Airbnb the short-term rental company, which has exploded in popularity over the past few years, announced that it may seek to file for its initial public offering this year. Its most recent fundraising round resulted in a valuation of $35 billion.
Virtually every unicorn IPO that has gone public in the past couple of years has not even come close to making a profit. Most famously, Uber Technologies and Lyft have reported gigantic losses.
Locally, Interswitch went public and overtook Jumia as Africa’s unicorn and number one VC. Like its international contemporaries, after Jumia’s IPO the company reported huge losses and in Q3 last year withdrew from two markets, Cameroon and Tanzania.
With a $1b Q2 profit report last year things aren’t looking good for the company.
The delivery company has attempted to differentiate itself in the fast-moving delivery space in a number of ways. It teamed up with Square and Bringg to appeal to smaller chains and independent restaurants last May.
The company also added features like Postmates Party that allows customers to share delivery drivers, Postmates Live where customers can order and pickup food at stadiums and concert venues, and a subscription model, Postmates Unlimited. Postmates is also leaning into the autonomous delivery model and back in August, it got the go-ahead from San Francisco to test its automated robot, Serve.
Still, despite the high demand and the intense competition, delivery remains a relatively unproven category with uncertain profitability.
The initial public offering market is expected to crank into gear in the next two weeks, with at least two billion-dollar deals on the slate, including a well-known consumer name that may be viewed as a safe bet in a nervous market.
In a filing with the Securities and Exchange Commission, Casper said it will offer 8.4 million shares priced at $17 to $19 each, to raise $159.6 million at the top end of the range. With 39 million shares outstanding expected once the IPO is complete, the company would have a valuation of $741 million, well below the $1.1 billion it garnered in its last private funding round.

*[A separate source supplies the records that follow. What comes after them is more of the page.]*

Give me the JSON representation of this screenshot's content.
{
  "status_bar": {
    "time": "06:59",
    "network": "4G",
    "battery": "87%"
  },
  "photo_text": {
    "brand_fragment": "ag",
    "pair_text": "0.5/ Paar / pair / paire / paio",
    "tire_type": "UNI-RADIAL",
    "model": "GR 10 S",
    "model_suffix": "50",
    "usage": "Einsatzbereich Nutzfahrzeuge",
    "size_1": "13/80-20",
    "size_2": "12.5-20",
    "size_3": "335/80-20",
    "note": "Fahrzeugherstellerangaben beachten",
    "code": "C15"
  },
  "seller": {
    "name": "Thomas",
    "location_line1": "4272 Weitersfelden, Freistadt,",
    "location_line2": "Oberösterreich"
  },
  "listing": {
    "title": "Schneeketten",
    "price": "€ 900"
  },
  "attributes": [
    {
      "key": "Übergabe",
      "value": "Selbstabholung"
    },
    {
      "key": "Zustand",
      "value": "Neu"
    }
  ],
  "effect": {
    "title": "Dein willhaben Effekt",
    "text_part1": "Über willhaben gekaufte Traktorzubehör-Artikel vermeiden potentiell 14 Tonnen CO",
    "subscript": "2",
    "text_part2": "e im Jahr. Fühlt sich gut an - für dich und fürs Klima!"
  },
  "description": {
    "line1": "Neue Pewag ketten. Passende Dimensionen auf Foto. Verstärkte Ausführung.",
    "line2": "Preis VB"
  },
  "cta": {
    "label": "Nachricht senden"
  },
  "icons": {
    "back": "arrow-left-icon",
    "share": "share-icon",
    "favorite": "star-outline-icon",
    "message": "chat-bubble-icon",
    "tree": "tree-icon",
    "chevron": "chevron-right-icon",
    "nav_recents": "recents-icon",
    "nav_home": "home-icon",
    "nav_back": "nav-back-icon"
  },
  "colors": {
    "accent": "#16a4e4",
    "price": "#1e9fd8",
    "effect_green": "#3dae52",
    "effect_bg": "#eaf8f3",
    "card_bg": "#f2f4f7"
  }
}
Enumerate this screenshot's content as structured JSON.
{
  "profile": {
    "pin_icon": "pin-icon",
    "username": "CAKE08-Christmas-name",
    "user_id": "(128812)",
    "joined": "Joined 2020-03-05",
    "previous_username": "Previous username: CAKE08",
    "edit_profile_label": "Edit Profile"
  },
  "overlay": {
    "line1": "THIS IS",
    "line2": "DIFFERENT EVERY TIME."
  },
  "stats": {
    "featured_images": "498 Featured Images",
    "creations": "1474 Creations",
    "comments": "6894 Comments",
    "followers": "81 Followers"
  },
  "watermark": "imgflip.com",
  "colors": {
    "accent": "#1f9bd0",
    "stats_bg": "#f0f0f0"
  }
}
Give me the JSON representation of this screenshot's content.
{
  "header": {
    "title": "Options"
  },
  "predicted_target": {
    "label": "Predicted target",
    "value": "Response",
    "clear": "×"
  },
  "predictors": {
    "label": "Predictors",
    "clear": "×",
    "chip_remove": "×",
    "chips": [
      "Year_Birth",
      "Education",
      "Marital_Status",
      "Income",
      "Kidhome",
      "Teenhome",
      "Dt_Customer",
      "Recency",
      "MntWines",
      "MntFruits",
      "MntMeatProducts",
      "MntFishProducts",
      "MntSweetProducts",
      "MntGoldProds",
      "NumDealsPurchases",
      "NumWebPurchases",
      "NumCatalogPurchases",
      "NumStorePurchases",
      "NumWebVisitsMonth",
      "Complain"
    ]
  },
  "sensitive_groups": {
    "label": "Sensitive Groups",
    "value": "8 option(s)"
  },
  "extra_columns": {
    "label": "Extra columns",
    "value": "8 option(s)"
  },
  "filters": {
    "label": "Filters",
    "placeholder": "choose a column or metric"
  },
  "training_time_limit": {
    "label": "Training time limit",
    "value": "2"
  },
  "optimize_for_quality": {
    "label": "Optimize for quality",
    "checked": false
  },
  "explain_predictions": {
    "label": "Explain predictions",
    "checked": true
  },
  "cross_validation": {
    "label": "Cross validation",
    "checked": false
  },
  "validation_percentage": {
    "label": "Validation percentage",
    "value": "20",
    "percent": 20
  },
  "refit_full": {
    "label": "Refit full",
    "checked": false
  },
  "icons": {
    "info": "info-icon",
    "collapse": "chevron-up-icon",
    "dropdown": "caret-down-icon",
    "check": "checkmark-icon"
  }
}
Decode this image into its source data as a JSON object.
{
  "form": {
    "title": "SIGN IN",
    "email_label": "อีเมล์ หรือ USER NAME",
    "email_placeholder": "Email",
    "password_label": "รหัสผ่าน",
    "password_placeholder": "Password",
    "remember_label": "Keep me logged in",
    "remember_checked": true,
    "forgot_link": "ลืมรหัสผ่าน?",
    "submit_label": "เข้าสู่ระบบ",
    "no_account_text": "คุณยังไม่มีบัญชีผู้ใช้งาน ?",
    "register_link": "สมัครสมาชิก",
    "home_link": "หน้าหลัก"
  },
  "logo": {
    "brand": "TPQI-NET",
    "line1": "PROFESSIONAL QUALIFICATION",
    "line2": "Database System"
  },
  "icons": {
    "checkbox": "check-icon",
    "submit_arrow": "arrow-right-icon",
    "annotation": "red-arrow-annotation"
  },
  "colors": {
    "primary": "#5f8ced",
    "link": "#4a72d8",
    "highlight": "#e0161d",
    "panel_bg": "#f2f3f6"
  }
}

“That’s good news,” said Smith. “At least it’s in the ballpark of what market participants think the value should be. It suggests companies are adapting to the reaction of IPO investors to money-losing, highly-valued companies.” Kathleen Smith is the Principal at Renaissance Capital, a provider of institutional research and IPO exchange-traded funds.
Ride-sharing companies Uber UBER, +1.96% and Lyft LYFT, +1.79% both saw their IPOs struggle last year as investors pushed back, while office-sharing company WeWork’s deal collapsed entirely after its prospectus revealed shaky underlying financials.
2019 was weak, companies were hit hard by harsh realities and unexpected turns and lesson hopefully were learned.
Hopefully, 2020 will see companies be more patient and strategic about their IPO plans. Unicorn status is great but when the risk of loss outweighs the optimism of profit, waiting may not be a bad way to go. In 2020, we may see fewer IPOs than in 2019 but unicorns may report a better outlook all year round.
The future is bright for the patient and wise.